(INPUT MATERIAL)
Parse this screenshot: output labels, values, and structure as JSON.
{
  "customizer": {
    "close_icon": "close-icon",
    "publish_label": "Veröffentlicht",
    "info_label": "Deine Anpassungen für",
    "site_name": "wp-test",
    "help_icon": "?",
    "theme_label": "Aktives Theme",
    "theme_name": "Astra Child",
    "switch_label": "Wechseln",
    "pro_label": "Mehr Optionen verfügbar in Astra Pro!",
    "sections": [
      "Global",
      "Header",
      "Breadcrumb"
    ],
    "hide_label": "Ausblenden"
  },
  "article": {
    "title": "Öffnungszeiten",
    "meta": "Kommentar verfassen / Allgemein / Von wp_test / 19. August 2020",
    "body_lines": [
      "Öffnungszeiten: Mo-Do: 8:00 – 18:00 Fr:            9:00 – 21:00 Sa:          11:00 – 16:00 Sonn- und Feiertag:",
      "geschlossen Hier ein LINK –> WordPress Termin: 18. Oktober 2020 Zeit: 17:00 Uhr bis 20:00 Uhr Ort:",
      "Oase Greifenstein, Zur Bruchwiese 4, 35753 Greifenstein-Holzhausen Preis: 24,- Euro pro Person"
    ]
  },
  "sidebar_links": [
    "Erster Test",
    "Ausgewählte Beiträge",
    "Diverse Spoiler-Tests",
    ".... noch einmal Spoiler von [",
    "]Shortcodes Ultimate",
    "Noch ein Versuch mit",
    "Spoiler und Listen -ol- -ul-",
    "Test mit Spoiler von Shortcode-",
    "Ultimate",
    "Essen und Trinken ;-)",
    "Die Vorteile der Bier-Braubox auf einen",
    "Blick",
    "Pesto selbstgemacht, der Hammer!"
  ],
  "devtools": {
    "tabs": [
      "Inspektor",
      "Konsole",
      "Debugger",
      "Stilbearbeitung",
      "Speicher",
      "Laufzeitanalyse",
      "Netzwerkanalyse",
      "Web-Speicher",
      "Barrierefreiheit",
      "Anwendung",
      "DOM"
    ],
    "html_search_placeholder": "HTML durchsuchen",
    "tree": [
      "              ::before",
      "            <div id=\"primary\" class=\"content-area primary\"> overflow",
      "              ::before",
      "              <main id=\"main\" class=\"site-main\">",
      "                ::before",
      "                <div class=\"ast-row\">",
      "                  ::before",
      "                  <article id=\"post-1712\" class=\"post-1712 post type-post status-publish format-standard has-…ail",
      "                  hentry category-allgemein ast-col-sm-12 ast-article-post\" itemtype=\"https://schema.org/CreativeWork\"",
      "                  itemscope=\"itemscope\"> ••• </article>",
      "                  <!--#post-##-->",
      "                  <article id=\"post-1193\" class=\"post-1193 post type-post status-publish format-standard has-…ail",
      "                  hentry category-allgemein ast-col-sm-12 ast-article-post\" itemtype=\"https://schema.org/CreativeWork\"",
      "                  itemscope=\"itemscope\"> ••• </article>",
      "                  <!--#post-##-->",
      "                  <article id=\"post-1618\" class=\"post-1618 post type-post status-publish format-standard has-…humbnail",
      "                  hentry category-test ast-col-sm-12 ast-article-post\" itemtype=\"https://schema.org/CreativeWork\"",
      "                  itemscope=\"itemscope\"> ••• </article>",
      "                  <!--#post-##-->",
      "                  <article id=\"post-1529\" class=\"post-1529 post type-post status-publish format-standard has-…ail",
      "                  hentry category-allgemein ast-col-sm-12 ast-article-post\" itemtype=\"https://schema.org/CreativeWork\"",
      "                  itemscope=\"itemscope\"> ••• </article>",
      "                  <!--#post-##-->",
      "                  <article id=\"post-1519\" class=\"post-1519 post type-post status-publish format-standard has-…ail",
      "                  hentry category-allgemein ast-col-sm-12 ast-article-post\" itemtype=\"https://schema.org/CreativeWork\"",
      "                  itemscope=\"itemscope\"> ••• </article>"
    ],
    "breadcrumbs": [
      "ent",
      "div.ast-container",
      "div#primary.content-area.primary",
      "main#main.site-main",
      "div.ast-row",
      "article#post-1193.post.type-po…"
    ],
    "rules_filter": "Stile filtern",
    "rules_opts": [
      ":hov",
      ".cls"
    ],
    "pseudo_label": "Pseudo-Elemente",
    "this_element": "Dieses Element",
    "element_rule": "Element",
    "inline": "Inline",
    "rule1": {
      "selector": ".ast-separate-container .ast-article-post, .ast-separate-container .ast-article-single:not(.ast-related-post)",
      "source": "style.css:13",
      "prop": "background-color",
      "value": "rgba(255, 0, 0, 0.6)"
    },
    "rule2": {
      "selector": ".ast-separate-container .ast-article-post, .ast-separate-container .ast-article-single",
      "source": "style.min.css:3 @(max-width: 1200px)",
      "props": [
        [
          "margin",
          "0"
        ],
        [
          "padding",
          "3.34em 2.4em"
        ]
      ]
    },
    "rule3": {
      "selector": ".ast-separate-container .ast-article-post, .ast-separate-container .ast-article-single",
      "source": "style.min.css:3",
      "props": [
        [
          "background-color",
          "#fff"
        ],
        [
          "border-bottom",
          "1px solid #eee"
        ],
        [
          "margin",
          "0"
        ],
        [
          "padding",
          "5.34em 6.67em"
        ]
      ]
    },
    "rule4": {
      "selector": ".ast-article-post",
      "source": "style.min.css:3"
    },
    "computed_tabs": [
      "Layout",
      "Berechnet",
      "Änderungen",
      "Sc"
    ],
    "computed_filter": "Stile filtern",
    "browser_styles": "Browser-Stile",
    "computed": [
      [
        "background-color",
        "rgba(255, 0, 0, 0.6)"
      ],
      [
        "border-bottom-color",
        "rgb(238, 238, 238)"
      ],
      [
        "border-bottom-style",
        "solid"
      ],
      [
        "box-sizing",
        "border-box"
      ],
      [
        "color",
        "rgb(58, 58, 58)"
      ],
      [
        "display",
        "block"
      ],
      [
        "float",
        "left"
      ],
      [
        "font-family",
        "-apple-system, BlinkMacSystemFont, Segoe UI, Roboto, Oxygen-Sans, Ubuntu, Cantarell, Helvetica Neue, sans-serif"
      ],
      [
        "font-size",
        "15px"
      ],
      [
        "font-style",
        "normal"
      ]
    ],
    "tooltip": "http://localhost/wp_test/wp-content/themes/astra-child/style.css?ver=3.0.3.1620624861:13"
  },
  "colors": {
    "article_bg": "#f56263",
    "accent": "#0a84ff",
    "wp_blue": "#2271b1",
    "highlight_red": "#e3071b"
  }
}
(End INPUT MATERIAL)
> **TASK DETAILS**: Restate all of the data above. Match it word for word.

> **EXERCISE RESPONSE**:
Parse this screenshot: output labels, values, and structure as JSON.
{
  "customizer": {
    "close_icon": "close-icon",
    "publish_label": "Veröffentlicht",
    "info_label": "Deine Anpassungen für",
    "site_name": "wp-test",
    "help_icon": "?",
    "theme_label": "Aktives Theme",
    "theme_name": "Astra Child",
    "switch_label": "Wechseln",
    "pro_label": "Mehr Optionen verfügbar in Astra Pro!",
    "sections": [
      "Global",
      "Header",
      "Breadcrumb"
    ],
    "hide_label": "Ausblenden"
  },
  "article": {
    "title": "Öffnungszeiten",
    "meta": "Kommentar verfassen / Allgemein / Von wp_test / 19. August 2020",
    "body_lines": [
      "Öffnungszeiten: Mo-Do: 8:00 – 18:00 Fr:            9:00 – 21:00 Sa:          11:00 – 16:00 Sonn- und Feiertag:",
      "geschlossen Hier ein LINK –> WordPress Termin: 18. Oktober 2020 Zeit: 17:00 Uhr bis 20:00 Uhr Ort:",
      "Oase Greifenstein, Zur Bruchwiese 4, 35753 Greifenstein-Holzhausen Preis: 24,- Euro pro Person"
    ]
  },
  "sidebar_links": [
    "Erster Test",
    "Ausgewählte Beiträge",
    "Diverse Spoiler-Tests",
    ".... noch einmal Spoiler von [",
    "]Shortcodes Ultimate",
    "Noch ein Versuch mit",
    "Spoiler und Listen -ol- -ul-",
    "Test mit Spoiler von Shortcode-",
    "Ultimate",
    "Essen und Trinken ;-)",
    "Die Vorteile der Bier-Braubox auf einen",
    "Blick",
    "Pesto selbstgemacht, der Hammer!"
  ],
  "devtools": {
    "tabs": [
      "Inspektor",
      "Konsole",
      "Debugger",
      "Stilbearbeitung",
      "Speicher",
      "Laufzeitanalyse",
      "Netzwerkanalyse",
      "Web-Speicher",
      "Barrierefreiheit",
      "Anwendung",
      "DOM"
    ],
    "html_search_placeholder": "HTML durchsuchen",
    "tree": [
      "              ::before",
      "            <div id=\"primary\" class=\"content-area primary\"> overflow",
      "              ::before",
      "              <main id=\"main\" class=\"site-main\">",
      "                ::before",
      "                <div class=\"ast-row\">",
      "                  ::before",
      "                  <article id=\"post-1712\" class=\"post-1712 post type-post status-publish format-standard has-…ail",
      "                  hentry category-allgemein ast-col-sm-12 ast-article-post\" itemtype=\"https://schema.org/CreativeWork\"",
      "                  itemscope=\"itemscope\"> ••• </article>",
      "                  <!--#post-##-->",
      "                  <article id=\"post-1193\" class=\"post-1193 post type-post status-publish format-standard has-…ail",
      "                  hentry category-allgemein ast-col-sm-12 ast-article-post\" itemtype=\"https://schema.org/CreativeWork\"",
      "                  itemscope=\"itemscope\"> ••• </article>",
      "                  <!--#post-##-->",
      "                  <article id=\"post-1618\" class=\"post-1618 post type-post status-publish format-standard has-…humbnail",
      "                  hentry category-test ast-col-sm-12 ast-article-post\" itemtype=\"https://schema.org/CreativeWork\"",
      "                  itemscope=\"itemscope\"> ••• </article>",
      "                  <!--#post-##-->",
      "                  <article id=\"post-1529\" class=\"post-1529 post type-post status-publish format-standard has-…ail",
      "                  hentry category-allgemein ast-col-sm-12 ast-article-post\" itemtype=\"https://schema.org/CreativeWork\"",
      "                  itemscope=\"itemscope\"> ••• </article>",
      "                  <!--#post-##-->",
      "                  <article id=\"post-1519\" class=\"post-1519 post type-post status-publish format-standard has-…ail",
      "                  hentry category-allgemein ast-col-sm-12 ast-article-post\" itemtype=\"https://schema.org/CreativeWork\"",
      "                  itemscope=\"itemscope\"> ••• </article>"
    ],
    "breadcrumbs": [
      "ent",
      "div.ast-container",
      "div#primary.content-area.primary",
      "main#main.site-main",
      "div.ast-row",
      "article#post-1193.post.type-po…"
    ],
    "rules_filter": "Stile filtern",
    "rules_opts": [
      ":hov",
      ".cls"
    ],
    "pseudo_label": "Pseudo-Elemente",
    "this_element": "Dieses Element",
    "element_rule": "Element",
    "inline": "Inline",
    "rule1": {
      "selector": ".ast-separate-container .ast-article-post, .ast-separate-container .ast-article-single:not(.ast-related-post)",
      "source": "style.css:13",
      "prop": "background-color",
      "value": "rgba(255, 0, 0, 0.6)"
    },
    "rule2": {
      "selector": ".ast-separate-container .ast-article-post, .ast-separate-container .ast-article-single",
      "source": "style.min.css:3 @(max-width: 1200px)",
      "props": [
        [
          "margin",
          "0"
        ],
        [
          "padding",
          "3.34em 2.4em"
        ]
      ]
    },
    "rule3": {
      "selector": ".ast-separate-container .ast-article-post, .ast-separate-container .ast-article-single",
      "source": "style.min.css:3",
      "props": [
        [
          "background-color",
          "#fff"
        ],
        [
          "border-bottom",
          "1px solid #eee"
        ],
        [
          "margin",
          "0"
        ],
        [
          "padding",
          "5.34em 6.67em"
        ]
      ]
    },
    "rule4": {
      "selector": ".ast-article-post",
      "source": "style.min.css:3"
    },
    "computed_tabs": [
      "Layout",
      "Berechnet",
      "Änderungen",
      "Sc"
    ],
    "computed_filter": "Stile filtern",
    "browser_styles": "Browser-Stile",
    "computed": [
      [
        "background-color",
        "rgba(255, 0, 0, 0.6)"
      ],
      [
        "border-bottom-color",
        "rgb(238, 238, 238)"
      ],
      [
        "border-bottom-style",
        "solid"
      ],
      [
        "box-sizing",
        "border-box"
      ],
      [
        "color",
        "rgb(58, 58, 58)"
      ],
      [
        "display",
        "block"
      ],
      [
        "float",
        "left"
      ],
      [
        "font-family",
        "-apple-system, BlinkMacSystemFont, Segoe UI, Roboto, Oxygen-Sans, Ubuntu, Cantarell, Helvetica Neue, sans-serif"
      ],
      [
        "font-size",
        "15px"
      ],
      [
        "font-style",
        "normal"
      ]
    ],
    "tooltip": "http://localhost/wp_test/wp-content/themes/astra-child/style.css?ver=3.0.3.1620624861:13"
  },
  "colors": {
    "article_bg": "#f56263",
    "accent": "#0a84ff",
    "wp_blue": "#2271b1",
    "highlight_red": "#e3071b"
  }
}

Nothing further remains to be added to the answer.